Texas Attorney General Ken Paxton is challenging the Affordable Care Act at a hearing in federal court in Fort Worth today.
Paxton is leading a lawsuit filed by 20 Republican state attorneys general across the country. They argue that when Congress passed a tax bill this year eliminating a part of the law requiring people to buy health insurance, the whole law became unconstitutional.
The State of Texas has filed multiple lawsuits against the law, also known as Obamacare. In past statements, Paxton’s office has said the lawsuit takes aim at “Washington's unconstitutional control of the American healthcare system.”
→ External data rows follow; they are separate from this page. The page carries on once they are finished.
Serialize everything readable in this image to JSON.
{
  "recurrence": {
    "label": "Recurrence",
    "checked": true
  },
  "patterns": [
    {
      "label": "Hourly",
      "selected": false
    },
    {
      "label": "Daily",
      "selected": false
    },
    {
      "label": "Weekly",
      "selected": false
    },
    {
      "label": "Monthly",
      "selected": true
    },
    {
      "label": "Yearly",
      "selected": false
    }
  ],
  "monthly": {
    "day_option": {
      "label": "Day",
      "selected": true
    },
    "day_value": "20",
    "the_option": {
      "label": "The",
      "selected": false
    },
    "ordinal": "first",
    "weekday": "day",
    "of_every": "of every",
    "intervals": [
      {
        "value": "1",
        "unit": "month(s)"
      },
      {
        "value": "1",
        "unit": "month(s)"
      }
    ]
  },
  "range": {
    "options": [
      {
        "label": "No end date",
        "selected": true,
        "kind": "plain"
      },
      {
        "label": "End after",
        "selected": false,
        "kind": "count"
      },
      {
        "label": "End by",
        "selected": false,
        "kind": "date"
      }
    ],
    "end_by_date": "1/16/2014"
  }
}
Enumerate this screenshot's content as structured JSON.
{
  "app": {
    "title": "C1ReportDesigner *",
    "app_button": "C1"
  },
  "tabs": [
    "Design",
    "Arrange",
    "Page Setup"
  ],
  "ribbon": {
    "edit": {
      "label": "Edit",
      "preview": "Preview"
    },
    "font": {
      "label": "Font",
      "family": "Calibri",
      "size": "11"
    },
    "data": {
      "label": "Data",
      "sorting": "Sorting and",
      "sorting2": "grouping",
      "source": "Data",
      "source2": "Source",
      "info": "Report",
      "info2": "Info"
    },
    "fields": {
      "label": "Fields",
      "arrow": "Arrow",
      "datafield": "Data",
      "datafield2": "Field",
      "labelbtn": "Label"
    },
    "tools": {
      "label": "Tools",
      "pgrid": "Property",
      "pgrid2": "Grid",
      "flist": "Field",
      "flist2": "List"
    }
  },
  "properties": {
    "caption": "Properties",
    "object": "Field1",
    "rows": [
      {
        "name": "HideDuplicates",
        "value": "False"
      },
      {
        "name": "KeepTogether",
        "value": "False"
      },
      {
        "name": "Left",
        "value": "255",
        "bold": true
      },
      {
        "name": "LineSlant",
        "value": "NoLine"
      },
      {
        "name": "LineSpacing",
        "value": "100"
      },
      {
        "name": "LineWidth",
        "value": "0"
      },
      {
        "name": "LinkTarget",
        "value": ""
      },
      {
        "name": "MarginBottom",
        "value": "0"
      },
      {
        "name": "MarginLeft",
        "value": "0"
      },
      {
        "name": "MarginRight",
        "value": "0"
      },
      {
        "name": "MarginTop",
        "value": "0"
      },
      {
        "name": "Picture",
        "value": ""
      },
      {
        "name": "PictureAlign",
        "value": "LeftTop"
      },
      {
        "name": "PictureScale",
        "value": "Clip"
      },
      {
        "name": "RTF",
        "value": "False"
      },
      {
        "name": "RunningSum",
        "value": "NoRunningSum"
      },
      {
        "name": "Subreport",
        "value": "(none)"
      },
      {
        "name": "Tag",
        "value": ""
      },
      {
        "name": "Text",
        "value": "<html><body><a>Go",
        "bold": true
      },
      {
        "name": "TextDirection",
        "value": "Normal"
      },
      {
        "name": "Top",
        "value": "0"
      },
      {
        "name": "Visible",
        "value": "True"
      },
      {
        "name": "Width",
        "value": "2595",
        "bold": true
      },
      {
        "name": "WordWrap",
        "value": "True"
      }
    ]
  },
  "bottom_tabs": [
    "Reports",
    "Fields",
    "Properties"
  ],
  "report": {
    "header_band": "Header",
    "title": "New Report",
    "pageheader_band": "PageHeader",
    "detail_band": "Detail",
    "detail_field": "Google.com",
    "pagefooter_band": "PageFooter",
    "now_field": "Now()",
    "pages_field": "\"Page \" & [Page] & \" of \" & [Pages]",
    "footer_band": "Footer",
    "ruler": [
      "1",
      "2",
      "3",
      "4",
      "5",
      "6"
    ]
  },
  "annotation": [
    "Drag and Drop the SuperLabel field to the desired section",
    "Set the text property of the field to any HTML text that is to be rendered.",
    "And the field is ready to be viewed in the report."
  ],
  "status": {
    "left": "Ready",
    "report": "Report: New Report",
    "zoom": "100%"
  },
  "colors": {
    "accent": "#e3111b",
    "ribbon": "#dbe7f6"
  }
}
“Texans should be free again to make their own healthcare choices, including which doctor they want to see," Marc Rylander, director of communications for the Office of the Attorney General, said earlier this year.
Democrat Justin Nelson, who is challenging Ken Paxton for attorney general, has focused much of his campaign on the lawsuit. He said Paxton's legal argument is frivolous and threatens protections in the law.
“I don’t think any objective observer of this lawsuit would say it is likely to succeed,” he said.
Nelson said Congress has the ability to remove Obamacare protections for people with pre-existing conditions, but it decided not to.
He said if he is elected, he will withdraw Texas from the lawsuit on his first day in office.
“It is a political lawsuit that is a waste of Texas taxpayer money,” he said. “And if it is successful, it’s going to cost millions and millions of people their pre-existing condition coverage for health insurance.”
Because the Trump administration has decided not to defend the health care law in court, Democratic attorneys general led by California will be defending it.
In court briefs, Paxton has said if the judge decides not to strike down the law in its entirety, he should eliminate Obamacare protections in just those states that are challenging it.
That means a popular part of the law that protects people with pre-existing conditions from being denied health insurance or being priced out of a health plan could be eliminated in Texas, for example, but not in California.